Problem requirements:
Find the lines in the records below that contain "chevron", and report each of them.

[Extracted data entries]
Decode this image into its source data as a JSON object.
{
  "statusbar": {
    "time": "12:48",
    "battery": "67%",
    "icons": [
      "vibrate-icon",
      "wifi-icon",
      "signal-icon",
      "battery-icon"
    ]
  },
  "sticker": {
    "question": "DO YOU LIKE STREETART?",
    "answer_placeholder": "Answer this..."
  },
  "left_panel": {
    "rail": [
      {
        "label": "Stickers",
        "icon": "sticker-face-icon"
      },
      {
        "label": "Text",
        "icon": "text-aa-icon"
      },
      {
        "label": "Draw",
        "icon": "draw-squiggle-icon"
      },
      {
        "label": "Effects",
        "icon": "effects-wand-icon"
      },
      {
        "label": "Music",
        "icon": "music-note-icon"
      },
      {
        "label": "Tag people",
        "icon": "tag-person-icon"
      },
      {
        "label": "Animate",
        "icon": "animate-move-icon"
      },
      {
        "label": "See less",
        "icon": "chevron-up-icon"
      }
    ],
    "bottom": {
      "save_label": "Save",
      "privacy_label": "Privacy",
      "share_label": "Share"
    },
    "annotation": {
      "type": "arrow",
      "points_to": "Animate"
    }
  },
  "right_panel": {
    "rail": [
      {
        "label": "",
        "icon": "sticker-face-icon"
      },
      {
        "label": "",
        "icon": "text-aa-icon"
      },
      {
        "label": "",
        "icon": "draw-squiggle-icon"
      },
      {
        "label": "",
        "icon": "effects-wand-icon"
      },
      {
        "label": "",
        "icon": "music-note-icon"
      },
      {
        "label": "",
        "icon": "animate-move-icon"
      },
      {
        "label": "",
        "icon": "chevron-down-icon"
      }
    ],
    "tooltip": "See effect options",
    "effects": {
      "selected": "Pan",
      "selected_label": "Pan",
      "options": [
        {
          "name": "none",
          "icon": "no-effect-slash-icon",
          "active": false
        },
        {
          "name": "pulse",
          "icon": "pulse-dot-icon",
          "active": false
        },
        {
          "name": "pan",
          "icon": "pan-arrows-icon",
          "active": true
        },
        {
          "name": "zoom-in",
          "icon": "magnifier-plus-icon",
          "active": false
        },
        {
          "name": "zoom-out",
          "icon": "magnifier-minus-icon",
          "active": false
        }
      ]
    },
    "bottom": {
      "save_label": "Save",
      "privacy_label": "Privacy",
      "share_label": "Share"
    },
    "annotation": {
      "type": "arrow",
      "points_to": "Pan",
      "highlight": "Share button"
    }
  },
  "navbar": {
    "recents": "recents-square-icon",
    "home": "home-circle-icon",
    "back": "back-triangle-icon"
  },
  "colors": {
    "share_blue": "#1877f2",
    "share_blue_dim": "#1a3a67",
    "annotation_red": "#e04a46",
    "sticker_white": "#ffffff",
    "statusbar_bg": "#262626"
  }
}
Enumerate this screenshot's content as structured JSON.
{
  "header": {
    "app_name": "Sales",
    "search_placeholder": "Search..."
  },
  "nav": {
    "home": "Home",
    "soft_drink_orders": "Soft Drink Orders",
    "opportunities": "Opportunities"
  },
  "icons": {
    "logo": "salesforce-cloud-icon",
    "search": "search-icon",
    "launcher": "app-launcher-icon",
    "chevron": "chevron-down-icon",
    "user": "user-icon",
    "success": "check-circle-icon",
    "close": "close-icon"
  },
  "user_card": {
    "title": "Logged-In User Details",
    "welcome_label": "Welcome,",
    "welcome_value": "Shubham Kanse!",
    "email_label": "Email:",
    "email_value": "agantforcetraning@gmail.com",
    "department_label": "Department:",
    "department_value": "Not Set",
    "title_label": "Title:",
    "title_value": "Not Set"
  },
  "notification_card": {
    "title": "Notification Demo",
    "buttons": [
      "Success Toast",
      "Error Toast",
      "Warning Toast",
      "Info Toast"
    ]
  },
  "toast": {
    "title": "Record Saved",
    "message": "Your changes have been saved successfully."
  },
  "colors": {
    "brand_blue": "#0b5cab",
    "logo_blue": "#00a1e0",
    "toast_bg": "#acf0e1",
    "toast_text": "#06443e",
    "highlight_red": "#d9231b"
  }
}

Response box:
        "icon": "chevron-up-icon"
        "icon": "chevron-down-icon"
    "chevron": "chevron-down-icon",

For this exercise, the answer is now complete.